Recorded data
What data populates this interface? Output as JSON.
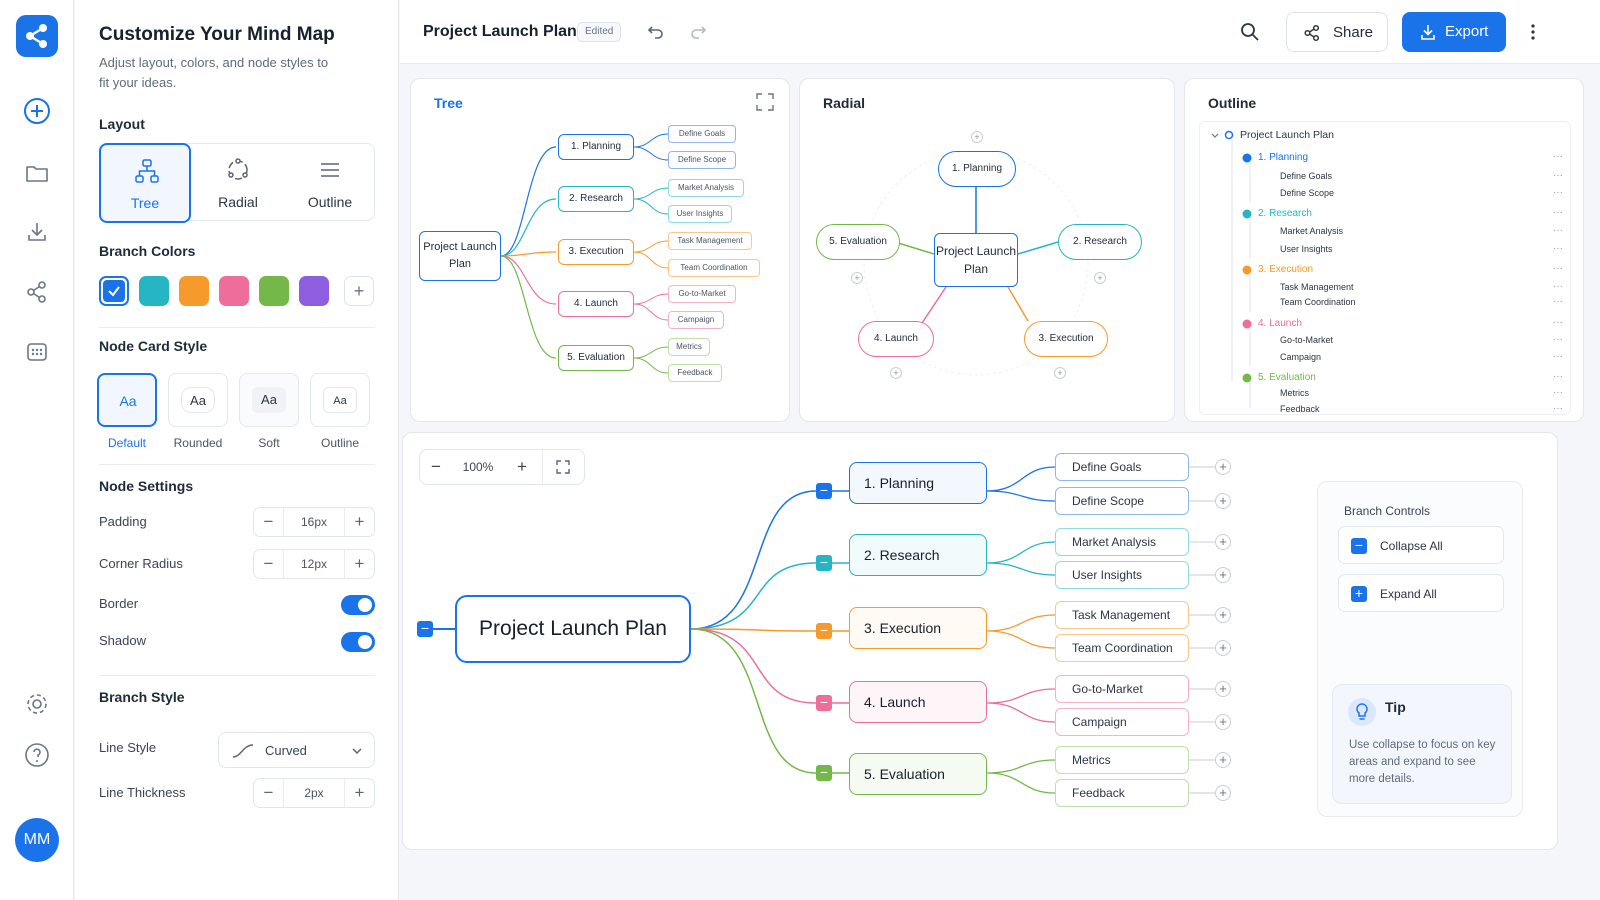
{
  "sidebar": {
    "avatar_initials": "MM"
  },
  "panel": {
    "title": "Customize Your Mind Map",
    "subtitle": "Adjust layout, colors, and node styles to fit your ideas.",
    "layout": {
      "label": "Layout",
      "options": [
        "Tree",
        "Radial",
        "Outline"
      ],
      "selected": "Tree"
    },
    "branch_colors": {
      "label": "Branch Colors",
      "swatches": [
        "#1a73e8",
        "#26b5c2",
        "#f79a2c",
        "#ee6d9a",
        "#74b84a",
        "#8d5ee0"
      ],
      "add_label": "+"
    },
    "node_card_style": {
      "label": "Node Card Style",
      "preview": "Aa",
      "options": [
        "Default",
        "Rounded",
        "Soft",
        "Outline"
      ],
      "selected": "Default"
    },
    "node_settings": {
      "label": "Node Settings",
      "padding_label": "Padding",
      "padding_value": "16px",
      "radius_label": "Corner Radius",
      "radius_value": "12px",
      "border_label": "Border",
      "shadow_label": "Shadow"
    },
    "branch_style": {
      "label": "Branch Style",
      "line_style_label": "Line Style",
      "line_style_value": "Curved",
      "thickness_label": "Line Thickness",
      "thickness_value": "2px"
    }
  },
  "topbar": {
    "title": "Project Launch Plan",
    "badge": "Edited",
    "share_label": "Share",
    "export_label": "Export"
  },
  "previews": {
    "tree_title": "Tree",
    "radial_title": "Radial",
    "outline_title": "Outline",
    "root_label": "Project Launch Plan",
    "branches": [
      {
        "label": "1. Planning",
        "color": "#1a73e8",
        "children": [
          "Define Goals",
          "Define Scope"
        ]
      },
      {
        "label": "2. Research",
        "color": "#26b5c2",
        "children": [
          "Market Analysis",
          "User Insights"
        ]
      },
      {
        "label": "3. Execution",
        "color": "#f79a2c",
        "children": [
          "Task Management",
          "Team Coordination"
        ]
      },
      {
        "label": "4. Launch",
        "color": "#ee6d9a",
        "children": [
          "Go-to-Market",
          "Campaign"
        ]
      },
      {
        "label": "5. Evaluation",
        "color": "#74b84a",
        "children": [
          "Metrics",
          "Feedback"
        ]
      }
    ],
    "outline_dots": "···"
  },
  "canvas": {
    "zoom_value": "100%",
    "root_label": "Project Launch Plan",
    "branch_controls": {
      "title": "Branch Controls",
      "collapse_label": "Collapse All",
      "expand_label": "Expand All"
    },
    "tip": {
      "title": "Tip",
      "text": "Use collapse to focus on key areas and expand to see more details."
    }
  }
}
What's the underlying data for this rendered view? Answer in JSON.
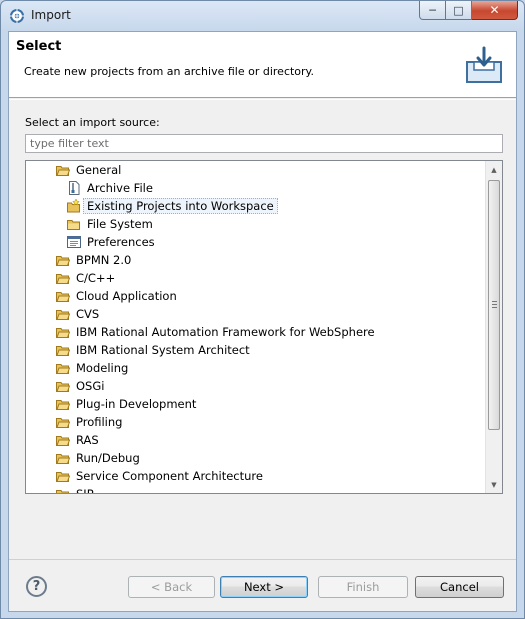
{
  "window": {
    "title": "Import",
    "icon": "eclipse-app-icon"
  },
  "header": {
    "title": "Select",
    "description": "Create new projects from an archive file or directory.",
    "icon": "import-tray-icon"
  },
  "source": {
    "label": "Select an import source:",
    "filter_placeholder": "type filter text",
    "filter_value": ""
  },
  "tree": {
    "items": [
      {
        "label": "General",
        "type": "folder",
        "expanded": true,
        "level": 0
      },
      {
        "label": "Archive File",
        "type": "archive",
        "level": 1
      },
      {
        "label": "Existing Projects into Workspace",
        "type": "project",
        "level": 1,
        "selected": true
      },
      {
        "label": "File System",
        "type": "folder-leaf",
        "level": 1
      },
      {
        "label": "Preferences",
        "type": "preferences",
        "level": 1
      },
      {
        "label": "BPMN 2.0",
        "type": "folder",
        "level": 0
      },
      {
        "label": "C/C++",
        "type": "folder",
        "level": 0
      },
      {
        "label": "Cloud Application",
        "type": "folder",
        "level": 0
      },
      {
        "label": "CVS",
        "type": "folder",
        "level": 0
      },
      {
        "label": "IBM Rational Automation Framework for WebSphere",
        "type": "folder",
        "level": 0
      },
      {
        "label": "IBM Rational System Architect",
        "type": "folder",
        "level": 0
      },
      {
        "label": "Modeling",
        "type": "folder",
        "level": 0
      },
      {
        "label": "OSGi",
        "type": "folder",
        "level": 0
      },
      {
        "label": "Plug-in Development",
        "type": "folder",
        "level": 0
      },
      {
        "label": "Profiling",
        "type": "folder",
        "level": 0
      },
      {
        "label": "RAS",
        "type": "folder",
        "level": 0
      },
      {
        "label": "Run/Debug",
        "type": "folder",
        "level": 0
      },
      {
        "label": "Service Component Architecture",
        "type": "folder",
        "level": 0
      },
      {
        "label": "SIP",
        "type": "folder",
        "level": 0
      }
    ]
  },
  "buttons": {
    "help": "?",
    "back": "< Back",
    "next": "Next >",
    "finish": "Finish",
    "cancel": "Cancel"
  },
  "colors": {
    "folder": "#e8c25a",
    "selection_border": "#9ab0cc",
    "default_button_border": "#3c7fb1"
  }
}
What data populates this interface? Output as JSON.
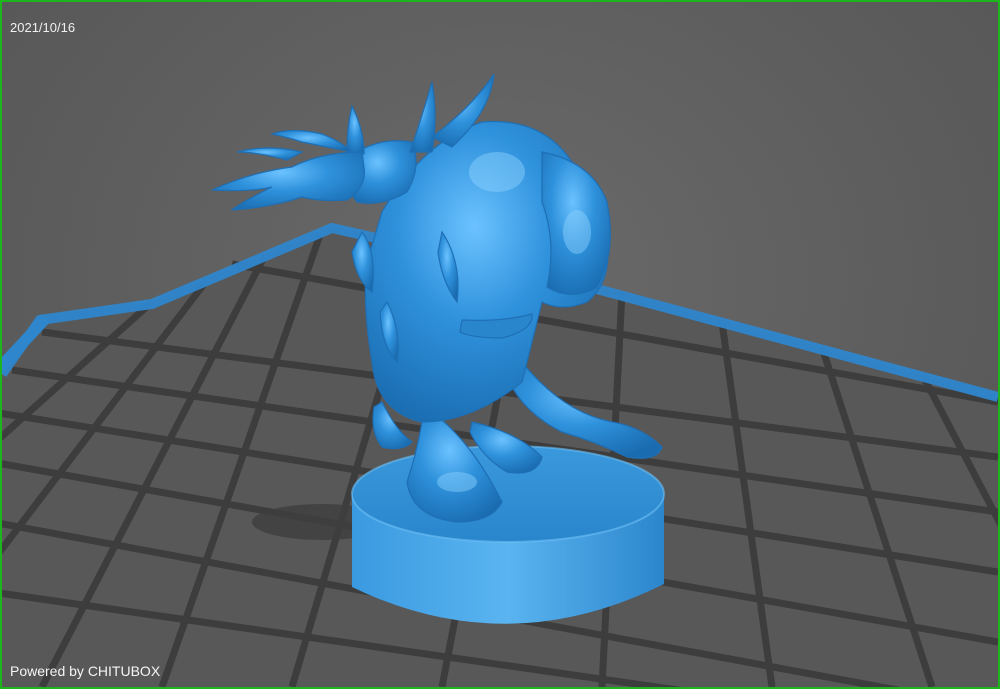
{
  "viewport": {
    "date": "2021/10/16",
    "powered_by": "Powered by CHITUBOX",
    "border_color": "#1db41d",
    "model_color": "#2f8fd6",
    "grid_color": "#3c3c3c",
    "plate_edge_color": "#2e86cc"
  }
}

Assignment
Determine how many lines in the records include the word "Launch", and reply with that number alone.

Response area
4